More than 140 boys and girls came to the Par Tee Golf Center in West Columbia, S.C., on Saturday to participate in local qualifying for Drive, Chip and Putt, the first step on a journey that, for 80 boys and girls, leads to Augusta National Golf Club next April – and a special aura filled the air.
The players, aged 7-15, ranged from a National Finalist earlier this year and another who barely missed a trip to Augusta National, to some who had never picked up a golf club before Saturday. Dads giving pep talks designed to calm jittery nerves, and moms providing “do-your-best” hugs created memorable moments. The shots, good and bad, earned fist bumps to applaud the effort.
“We have kids from all walks of life, and seeing families involved and having fun…it’s super-exciting,” said Jessica Asbury, PGA REACH Carolinas Coordinator for the PGA of America’s Carolinas Section, which oversaw the first of 15 local qualifiers in the Carolinas.

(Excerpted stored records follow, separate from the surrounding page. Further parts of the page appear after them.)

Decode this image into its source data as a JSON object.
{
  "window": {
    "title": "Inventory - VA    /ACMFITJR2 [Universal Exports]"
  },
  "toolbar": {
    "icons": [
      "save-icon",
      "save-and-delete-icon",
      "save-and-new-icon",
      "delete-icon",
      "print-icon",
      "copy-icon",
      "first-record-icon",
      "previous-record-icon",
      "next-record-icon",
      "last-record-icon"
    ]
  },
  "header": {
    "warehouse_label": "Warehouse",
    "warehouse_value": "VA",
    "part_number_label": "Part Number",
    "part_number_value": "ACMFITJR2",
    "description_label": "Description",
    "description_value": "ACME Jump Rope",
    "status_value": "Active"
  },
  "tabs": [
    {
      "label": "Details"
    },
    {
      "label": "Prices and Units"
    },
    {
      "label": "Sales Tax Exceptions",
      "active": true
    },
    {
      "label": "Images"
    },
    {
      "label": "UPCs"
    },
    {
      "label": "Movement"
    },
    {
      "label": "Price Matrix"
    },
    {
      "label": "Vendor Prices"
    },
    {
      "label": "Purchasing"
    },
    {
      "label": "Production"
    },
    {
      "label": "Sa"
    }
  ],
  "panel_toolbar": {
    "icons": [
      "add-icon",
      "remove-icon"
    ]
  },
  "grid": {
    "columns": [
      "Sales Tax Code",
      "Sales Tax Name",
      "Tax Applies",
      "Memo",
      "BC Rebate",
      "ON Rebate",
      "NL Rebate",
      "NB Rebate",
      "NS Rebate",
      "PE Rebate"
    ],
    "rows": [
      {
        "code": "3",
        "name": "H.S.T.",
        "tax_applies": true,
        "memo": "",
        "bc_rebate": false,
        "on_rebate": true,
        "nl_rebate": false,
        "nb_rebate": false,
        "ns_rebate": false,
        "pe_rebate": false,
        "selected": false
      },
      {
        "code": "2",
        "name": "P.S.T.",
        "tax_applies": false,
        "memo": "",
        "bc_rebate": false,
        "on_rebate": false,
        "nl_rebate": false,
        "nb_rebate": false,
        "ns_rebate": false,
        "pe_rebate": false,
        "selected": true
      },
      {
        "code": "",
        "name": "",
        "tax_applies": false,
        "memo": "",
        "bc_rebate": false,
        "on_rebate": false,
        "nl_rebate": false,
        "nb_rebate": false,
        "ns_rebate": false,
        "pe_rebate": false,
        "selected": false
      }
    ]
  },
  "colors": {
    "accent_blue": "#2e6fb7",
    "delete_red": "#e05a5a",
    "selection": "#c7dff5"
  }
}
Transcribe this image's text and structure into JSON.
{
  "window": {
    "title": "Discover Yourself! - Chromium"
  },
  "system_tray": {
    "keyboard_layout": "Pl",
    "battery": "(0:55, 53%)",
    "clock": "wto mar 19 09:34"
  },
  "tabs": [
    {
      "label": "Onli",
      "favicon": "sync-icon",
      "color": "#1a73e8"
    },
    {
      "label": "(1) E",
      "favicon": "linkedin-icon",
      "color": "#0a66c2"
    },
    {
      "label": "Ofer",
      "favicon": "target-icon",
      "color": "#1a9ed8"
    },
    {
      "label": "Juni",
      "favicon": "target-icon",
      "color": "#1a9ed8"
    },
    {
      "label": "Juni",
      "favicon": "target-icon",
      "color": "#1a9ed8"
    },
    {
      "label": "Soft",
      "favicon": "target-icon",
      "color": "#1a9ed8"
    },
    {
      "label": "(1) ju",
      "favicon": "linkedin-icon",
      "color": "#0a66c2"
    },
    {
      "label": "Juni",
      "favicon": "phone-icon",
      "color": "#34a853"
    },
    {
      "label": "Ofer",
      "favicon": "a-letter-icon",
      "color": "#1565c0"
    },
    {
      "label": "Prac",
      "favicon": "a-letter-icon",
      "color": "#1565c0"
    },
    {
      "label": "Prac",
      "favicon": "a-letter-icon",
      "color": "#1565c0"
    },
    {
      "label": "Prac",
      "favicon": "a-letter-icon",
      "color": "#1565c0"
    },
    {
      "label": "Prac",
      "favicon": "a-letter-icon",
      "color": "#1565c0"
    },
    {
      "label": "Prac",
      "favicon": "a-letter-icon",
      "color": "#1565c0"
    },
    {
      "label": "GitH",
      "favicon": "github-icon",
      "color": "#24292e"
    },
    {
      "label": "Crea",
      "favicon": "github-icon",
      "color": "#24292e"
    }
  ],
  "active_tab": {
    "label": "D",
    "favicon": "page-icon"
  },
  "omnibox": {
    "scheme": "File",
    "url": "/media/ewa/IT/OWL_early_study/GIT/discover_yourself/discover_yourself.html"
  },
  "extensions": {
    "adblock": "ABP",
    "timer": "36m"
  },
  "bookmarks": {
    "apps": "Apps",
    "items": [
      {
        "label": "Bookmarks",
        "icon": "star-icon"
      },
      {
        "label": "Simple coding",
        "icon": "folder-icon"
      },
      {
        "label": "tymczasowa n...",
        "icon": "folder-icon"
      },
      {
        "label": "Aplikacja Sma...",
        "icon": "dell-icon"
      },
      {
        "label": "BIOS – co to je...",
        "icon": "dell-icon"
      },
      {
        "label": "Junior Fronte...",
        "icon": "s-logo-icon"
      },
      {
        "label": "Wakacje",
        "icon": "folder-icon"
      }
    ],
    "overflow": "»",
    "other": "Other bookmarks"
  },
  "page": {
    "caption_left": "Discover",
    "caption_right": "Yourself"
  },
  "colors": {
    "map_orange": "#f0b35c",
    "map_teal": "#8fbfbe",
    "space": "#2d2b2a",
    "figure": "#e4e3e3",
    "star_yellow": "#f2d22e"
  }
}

“Excited” is the word to describe Rion Stork, a second-grader from West Columbia who had never played golf. Picking up a club for the first time, he worked on his chipping with a smile on his face while his dad snapped pictures.

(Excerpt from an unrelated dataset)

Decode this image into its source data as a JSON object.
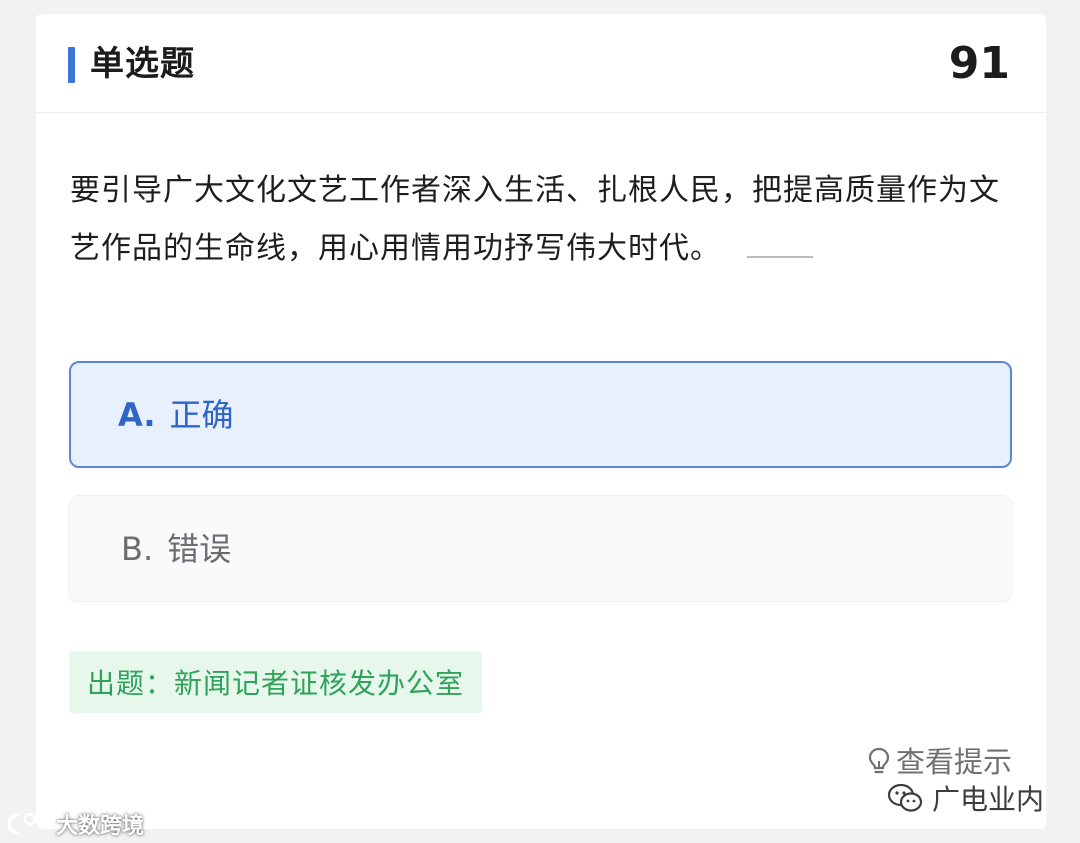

“His mom (Kim) saw information about Drive, Chip and Putt and asked him out of the blue if he would like to try,” his dad, Neal, said. “He said, ‘Yes,’ and here we are.”
One of Rion’s chips would have done a pro proud, and he called the experience “fun, a good time.” His dad said, “After his first drive, he got into it. If he likes the game, we’ll get him lessons.”
Stella Cianciolo, a 7-year-old from Charleston, S.C., came away from the awards ceremony with a fist full of ribbons and smile as big as Texas.
“I love golf,” she said after finishing third in the Girls 7-9 age division. She has been playing for about 18 months and just began lessons. She finished first, second and second in the three skill competitions (Drive, Chip and Putt) and her parents, Derek and Shea, joked, “We know what we have to work on.”
Stories like Rion Stork’s and Stella Cianciolo’s typified the day.
Evan Crooks, who plays all sports and ventures onto the golf course once or twice a month with his family, won the Boys 10-11 age division after scoring a 55 (of a possible 75) points in chipping.
“Fifty-five in chipping? Wow! How’d you do that? Chip one in?” Tom Mason, the PGA professional who owns Par Tee and is a driving force in junior golf, asked Crooks.
With a shy smile, the youngster who participates in Aiken’s First Tee program, nodded and said, “Yes, sir.” His dad, Lane, said they had played a family round the previous Sunday and Evan had chipped well. “I told him, ‘If you do that (in the competition), you’ll do great.’ He doesn’t have a coach, but he has been involved with golf since he could hold a club.”
Luke Parsons, from Salley, S.C., who finished third in the Boys 7-9 age group at Augusta National in April, moved up to the 10-11 division this year and placed second behind Crooks. Parsons, distinctive in his bucket hat and pre-shot routines, called driving his strength, and that showed. Although he “tugged” his first shot, he pounded his second more than 180 yards and his third past the 170-yard mark.
In addition to his third place at Augusta National in April, Parsons has won age-group world titles in the U.S. Kids and IMG Academy programs.
Jonathon (Deuce) Nimmo of West Columbia barely missed qualifying for the April National Finals – “by one-half inch,” he said in recalling regional qualifying last September. He moved up to the Boys 12-13 division this year and sweated out results before advancing. “I can do better,” he said while keeping an eye on the scoreboard.
Scenes like Saturday’s will unfold throughout the summer at 290 sites around the country. The top three in each of eight age groups --- four for boys and four for girls --- advance to subregional qualifying. The top two in each division then move on to the regionals. Those who advanced from Par Tee on Saturday will play at Fort Jackson Golf Club in Fort Jackson, S.C., in August.
Biff Lathrop, executive director of the South Carolina Golf Association, and Justin Fleming, who heads the South Carolina Junior Golf Association, came to Par Tee to observe. Their associations will conduct two local qualifiers later this summer.
The South Carolina junior program has been ranked the nation’s best by one national publication, and Lathrop said, “Getting involved with Drive, Chip and Putt is great. You have the kids on the golf course, families involved and a lot of fun. This program is right up our alley. Being involved is exciting.”
Exciting – Rion Stork, Stella Cianciolo, Evan Crooks and all the players and parents who spent Saturday at Par Tee would agree.